- The area of the actual house is 56 ft ⋅ 32 ft = 1,792 ft. Answers for students’ drawings will vary.
The ratio of the house length to the house width is close to a 3:2 ratio, looking at the columns and doors. However, it is 56:32, which can be simplified to 7:4.
Prepare a Presentation
- Does your drawing of the floor plan look like the original floor plan?
- What factors might have caused your drawing to look the same or different?
- Which measurements were the most difficult to make?
- What is the area of the actual house? What is the area of the house in your drawing?
- What is the ratio of the length of the house to its width?
Facilitate the discussion to help students understand the mathematics of the lesson, making sure to address any questions students have from their work. Ask questions such as these:
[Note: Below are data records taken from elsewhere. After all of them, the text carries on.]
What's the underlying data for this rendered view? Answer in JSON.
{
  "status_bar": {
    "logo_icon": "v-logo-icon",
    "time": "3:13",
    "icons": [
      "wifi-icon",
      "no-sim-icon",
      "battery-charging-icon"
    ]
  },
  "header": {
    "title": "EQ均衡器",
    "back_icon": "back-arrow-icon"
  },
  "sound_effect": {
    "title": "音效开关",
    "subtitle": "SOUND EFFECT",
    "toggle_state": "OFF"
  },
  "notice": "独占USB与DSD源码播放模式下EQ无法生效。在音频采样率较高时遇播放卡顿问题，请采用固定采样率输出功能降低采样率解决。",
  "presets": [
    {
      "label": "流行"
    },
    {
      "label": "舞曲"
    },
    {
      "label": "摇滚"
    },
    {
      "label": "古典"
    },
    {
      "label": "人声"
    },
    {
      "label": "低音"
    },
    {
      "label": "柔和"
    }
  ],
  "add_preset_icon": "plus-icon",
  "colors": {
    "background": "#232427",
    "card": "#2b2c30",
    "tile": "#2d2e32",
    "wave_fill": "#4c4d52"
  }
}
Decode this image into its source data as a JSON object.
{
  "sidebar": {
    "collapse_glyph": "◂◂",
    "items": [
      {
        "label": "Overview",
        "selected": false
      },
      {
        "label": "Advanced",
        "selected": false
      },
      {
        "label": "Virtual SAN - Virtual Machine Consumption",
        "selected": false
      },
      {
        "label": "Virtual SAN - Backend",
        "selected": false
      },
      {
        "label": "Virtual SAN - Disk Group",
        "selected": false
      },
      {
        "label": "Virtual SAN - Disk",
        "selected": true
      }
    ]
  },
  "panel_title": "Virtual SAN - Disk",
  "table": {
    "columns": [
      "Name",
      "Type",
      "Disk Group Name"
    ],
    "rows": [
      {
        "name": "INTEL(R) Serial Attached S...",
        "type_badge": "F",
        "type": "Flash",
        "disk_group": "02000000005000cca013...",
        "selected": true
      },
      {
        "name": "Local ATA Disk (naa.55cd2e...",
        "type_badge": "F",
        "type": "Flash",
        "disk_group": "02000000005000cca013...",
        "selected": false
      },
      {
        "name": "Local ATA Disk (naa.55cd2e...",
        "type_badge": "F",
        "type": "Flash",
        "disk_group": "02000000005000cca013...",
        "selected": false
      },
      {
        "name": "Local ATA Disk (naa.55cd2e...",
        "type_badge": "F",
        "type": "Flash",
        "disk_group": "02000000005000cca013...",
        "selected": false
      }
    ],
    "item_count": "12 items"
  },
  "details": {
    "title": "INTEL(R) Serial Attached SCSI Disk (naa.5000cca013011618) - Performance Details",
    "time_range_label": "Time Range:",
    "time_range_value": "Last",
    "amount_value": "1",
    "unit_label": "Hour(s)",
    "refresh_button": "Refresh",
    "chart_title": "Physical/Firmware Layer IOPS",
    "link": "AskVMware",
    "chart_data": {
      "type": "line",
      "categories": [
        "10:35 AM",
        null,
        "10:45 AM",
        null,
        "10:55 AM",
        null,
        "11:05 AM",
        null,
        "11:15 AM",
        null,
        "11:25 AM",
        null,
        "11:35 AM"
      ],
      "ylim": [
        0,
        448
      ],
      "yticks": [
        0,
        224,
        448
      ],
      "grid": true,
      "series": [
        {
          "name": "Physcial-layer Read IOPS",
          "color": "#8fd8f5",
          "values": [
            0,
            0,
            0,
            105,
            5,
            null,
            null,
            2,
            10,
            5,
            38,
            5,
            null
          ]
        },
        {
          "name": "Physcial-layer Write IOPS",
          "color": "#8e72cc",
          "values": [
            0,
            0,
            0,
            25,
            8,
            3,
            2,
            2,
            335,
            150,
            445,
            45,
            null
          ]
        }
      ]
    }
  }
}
- How accurate do you think your results were? Why?
- How is the image on the screen different from the actual drawing or model?
- What strategies did you use to locate things accurately and make them the correct size?
- How did [names of two or three presenters] organize their thoughts differently? Which way of thinking makes more sense to you? Which way of thinking brought out the structure of the mathematics?
- How did [student names] make sense of the problem?
- Could you state what [student names] said in a different way?
- How could you measure more accurately?
- How many people live in the house? Why? Part of scale, and a discussion of architecture, is human scale: does the building “fit” people? Remember, the Pantheon is well above human scale and was built as a monument to the ancient Roman gods. Here, a house should be at a human scale. Clearly, one person lives here but could entertain people for dinner. With a 1,012 ft ceiling, nearly 1,800 ft2, and glass walls, the house would feel spacious, comfortable, and almost like being outside.
SWD: Consider showing these questions in writing and consider providing sentence frames such as the following:
“I think the results were…[very, somewhat, relatively, extremely]…accurate because…”
“The image on the screen is different from the actual drawing or model in that…”
“[Name] organized his/her thoughts in the following way: He/she…”
“That makes sense to me because…” * “The structure of the mathematics was brought up by…”
Consider posting these sentence frames for reference for future lessons.
Ways of Thinking: Make Connections
Take notes about the approaches other students used to make their drawings.
As your classmates present, ask questions such as:
- What is the scale of your drawing? Why did you choose that scale?
- How accurate do you think your drawing is? Explain.
- How do you think the image of the floor plan on your screen is different from the actual drawing?
- What strategies did you use to accurately locate things in the house and make them the correct size?
- How could you measure more accurately?
- How many people do you think live in the house? Justify your answer with data.
A Possible Summary
If scale drawings are redrawn at a different scale, they are still scaled and proportional to each other. Measuring accurately and transferring those measurements to the other drawing correctly is not easy to do. Still, using reference points and spacing things relative to each other it is possible to be accurate.
Summary of the Math: Scale Drawings
Write a summary about making a scale drawing from another scale drawing.
Check your summary:
- Do you explain how your drawing and the original drawing are similar?
- Do you explain how to create a scale for your drawing based on the scale of the original drawing?
- Do you explain how to locate objects on the original drawing?
Reflect On Your Work
Have each student write a brief reflection before the end of class. Review the reflections to see students’ strategies for redrawing a scale drawing using a different scale. If you notice insightful comments about how to redraw a scale drawing using a different scale, plan to share them with the class in the next lesson.
ELL: Be sure that ELLs have access to a dictionary and time to discuss with a partner before writing, to help them organize their thoughts. Allow ELLs who share the same primary language to discuss in their language of choice if they wish.
Write a reflection about the ideas discussed in class today. Use the sentence starter below if you find it to be helpful.
A strategy I found useful in making my scale drawing is …